YOUR OBJECTIVE :: Your copy should match the listing below word for word, with no images in it.

[PROVIDED RECORDS]

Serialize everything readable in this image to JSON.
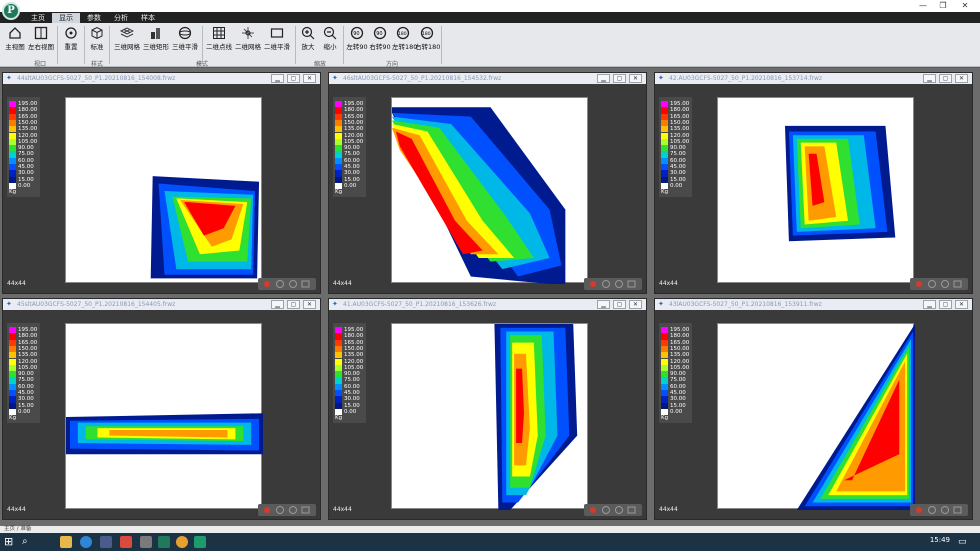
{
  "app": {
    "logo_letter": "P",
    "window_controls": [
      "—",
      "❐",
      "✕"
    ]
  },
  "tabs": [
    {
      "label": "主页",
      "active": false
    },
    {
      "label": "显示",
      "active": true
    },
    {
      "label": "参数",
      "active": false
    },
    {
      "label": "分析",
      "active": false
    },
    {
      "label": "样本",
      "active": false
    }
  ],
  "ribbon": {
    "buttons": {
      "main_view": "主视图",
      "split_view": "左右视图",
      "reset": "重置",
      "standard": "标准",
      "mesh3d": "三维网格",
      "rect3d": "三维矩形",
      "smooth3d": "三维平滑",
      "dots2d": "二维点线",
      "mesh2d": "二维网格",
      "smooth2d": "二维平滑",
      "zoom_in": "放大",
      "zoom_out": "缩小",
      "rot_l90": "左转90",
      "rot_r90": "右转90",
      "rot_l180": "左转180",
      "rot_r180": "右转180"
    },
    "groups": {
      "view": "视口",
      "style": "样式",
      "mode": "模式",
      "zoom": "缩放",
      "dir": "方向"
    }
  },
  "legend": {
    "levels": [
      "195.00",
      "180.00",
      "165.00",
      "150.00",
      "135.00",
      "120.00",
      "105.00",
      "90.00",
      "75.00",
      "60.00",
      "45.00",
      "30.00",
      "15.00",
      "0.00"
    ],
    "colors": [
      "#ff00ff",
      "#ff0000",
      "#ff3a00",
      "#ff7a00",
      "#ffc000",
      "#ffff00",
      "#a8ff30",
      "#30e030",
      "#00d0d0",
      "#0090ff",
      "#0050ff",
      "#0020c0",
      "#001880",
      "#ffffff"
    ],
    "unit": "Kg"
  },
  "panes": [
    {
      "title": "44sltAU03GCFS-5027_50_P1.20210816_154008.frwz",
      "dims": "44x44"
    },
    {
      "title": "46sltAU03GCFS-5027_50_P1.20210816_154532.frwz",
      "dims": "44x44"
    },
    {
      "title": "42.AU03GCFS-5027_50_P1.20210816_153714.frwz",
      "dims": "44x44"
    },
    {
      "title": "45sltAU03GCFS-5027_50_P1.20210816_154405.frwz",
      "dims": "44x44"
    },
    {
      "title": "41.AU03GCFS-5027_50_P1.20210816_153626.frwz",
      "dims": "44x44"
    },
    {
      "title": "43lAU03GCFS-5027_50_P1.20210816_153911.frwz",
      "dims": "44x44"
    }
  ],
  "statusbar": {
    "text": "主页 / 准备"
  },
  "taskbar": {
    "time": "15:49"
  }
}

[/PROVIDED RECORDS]

EXERCISE RESULT ::
Serialize everything readable in this image to JSON.
{
  "app": {
    "logo_letter": "P",
    "window_controls": [
      "—",
      "❐",
      "✕"
    ]
  },
  "tabs": [
    {
      "label": "主页",
      "active": false
    },
    {
      "label": "显示",
      "active": true
    },
    {
      "label": "参数",
      "active": false
    },
    {
      "label": "分析",
      "active": false
    },
    {
      "label": "样本",
      "active": false
    }
  ],
  "ribbon": {
    "buttons": {
      "main_view": "主视图",
      "split_view": "左右视图",
      "reset": "重置",
      "standard": "标准",
      "mesh3d": "三维网格",
      "rect3d": "三维矩形",
      "smooth3d": "三维平滑",
      "dots2d": "二维点线",
      "mesh2d": "二维网格",
      "smooth2d": "二维平滑",
      "zoom_in": "放大",
      "zoom_out": "缩小",
      "rot_l90": "左转90",
      "rot_r90": "右转90",
      "rot_l180": "左转180",
      "rot_r180": "右转180"
    },
    "groups": {
      "view": "视口",
      "style": "样式",
      "mode": "模式",
      "zoom": "缩放",
      "dir": "方向"
    }
  },
  "legend": {
    "levels": [
      "195.00",
      "180.00",
      "165.00",
      "150.00",
      "135.00",
      "120.00",
      "105.00",
      "90.00",
      "75.00",
      "60.00",
      "45.00",
      "30.00",
      "15.00",
      "0.00"
    ],
    "colors": [
      "#ff00ff",
      "#ff0000",
      "#ff3a00",
      "#ff7a00",
      "#ffc000",
      "#ffff00",
      "#a8ff30",
      "#30e030",
      "#00d0d0",
      "#0090ff",
      "#0050ff",
      "#0020c0",
      "#001880",
      "#ffffff"
    ],
    "unit": "Kg"
  },
  "panes": [
    {
      "title": "44sltAU03GCFS-5027_50_P1.20210816_154008.frwz",
      "dims": "44x44"
    },
    {
      "title": "46sltAU03GCFS-5027_50_P1.20210816_154532.frwz",
      "dims": "44x44"
    },
    {
      "title": "42.AU03GCFS-5027_50_P1.20210816_153714.frwz",
      "dims": "44x44"
    },
    {
      "title": "45sltAU03GCFS-5027_50_P1.20210816_154405.frwz",
      "dims": "44x44"
    },
    {
      "title": "41.AU03GCFS-5027_50_P1.20210816_153626.frwz",
      "dims": "44x44"
    },
    {
      "title": "43lAU03GCFS-5027_50_P1.20210816_153911.frwz",
      "dims": "44x44"
    }
  ],
  "statusbar": {
    "text": "主页 / 准备"
  },
  "taskbar": {
    "time": "15:49"
  }
}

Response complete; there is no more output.